    For environmental reasons, stricter limit values apply in specific areas designated as sulphur emission control areas (SECAs) that are particularly sensitive to SO2 emissions. For all the limit values, compliance can be achieved by using cleaner low-sulphur fuels (such as gas oils or liquefied natural gas) or alternatively specific after-treatment systems which extract SO2 emissions from the exhaust.

    Being binding on all EU Member States, the sulphur in fuel directive provides a legal basis to ensure compliance and makes EU countries liable to enforce the internationally agreed limit values as enforcement through IMO mechanisms is not strict.

    What have the US and Canada done?

    On March 27 2009 the United States and Canada jointly submitted a proposal to the International Maritime Organization (IMO) to designate most areas of their coastal waters for 200 nautical miles (about 370 km) from the shoreline as an emissions control area (ECA) for the control of sulphur oxides, nitrogen oxides, and particulate matter emissions. The IMO’s sulphur limit for ECAs is currently 1% and will be lowered to 0.1% as of 1 January 2015.  After having been accepted by the IMO, the North American ECA came into force on 1 August 2011.

    The emissions control area extends 200 nautical miles (370 kilometres) from the coast, and includes waters adjacent to the Pacific coast, the Atlantic/Gulf coast and the main Hawaiian Islands.

    According to calculations by the US Environmental Protection Agency (EPA), the North American ECA will save up to 14000 American and Canadian lives every year by 2020 by imposing stricter environmental standards on large ships.
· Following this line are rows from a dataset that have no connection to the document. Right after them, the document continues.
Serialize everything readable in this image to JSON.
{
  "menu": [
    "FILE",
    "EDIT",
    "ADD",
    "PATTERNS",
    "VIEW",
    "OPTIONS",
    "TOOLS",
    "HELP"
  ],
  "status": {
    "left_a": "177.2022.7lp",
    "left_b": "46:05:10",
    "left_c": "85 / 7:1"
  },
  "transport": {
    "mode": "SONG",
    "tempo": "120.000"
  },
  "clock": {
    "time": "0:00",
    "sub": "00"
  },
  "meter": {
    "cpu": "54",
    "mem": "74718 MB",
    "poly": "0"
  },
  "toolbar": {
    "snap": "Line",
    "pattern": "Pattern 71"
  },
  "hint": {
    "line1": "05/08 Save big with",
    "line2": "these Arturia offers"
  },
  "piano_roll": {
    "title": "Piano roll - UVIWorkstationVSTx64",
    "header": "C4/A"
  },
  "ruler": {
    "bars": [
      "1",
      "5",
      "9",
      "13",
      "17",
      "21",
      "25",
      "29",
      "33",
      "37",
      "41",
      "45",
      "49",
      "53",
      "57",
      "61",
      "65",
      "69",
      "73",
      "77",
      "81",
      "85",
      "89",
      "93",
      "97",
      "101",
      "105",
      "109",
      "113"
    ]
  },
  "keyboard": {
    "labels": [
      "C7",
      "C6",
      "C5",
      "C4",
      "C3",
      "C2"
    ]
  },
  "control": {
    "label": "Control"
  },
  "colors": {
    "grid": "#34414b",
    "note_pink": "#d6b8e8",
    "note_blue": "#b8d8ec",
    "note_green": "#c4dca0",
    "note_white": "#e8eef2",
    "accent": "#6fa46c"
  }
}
The cost is estimated at US$3.2 billion/year in 2020, while the health-related benefits are estimated to be as much as US$110 billion/year in 2020.The use of current high-sulphur residual fuel in ships leads to large emissions of smog-inducing nitrogen oxides, health-damaging fine particles, and sulphur dioxide which causes acid rain.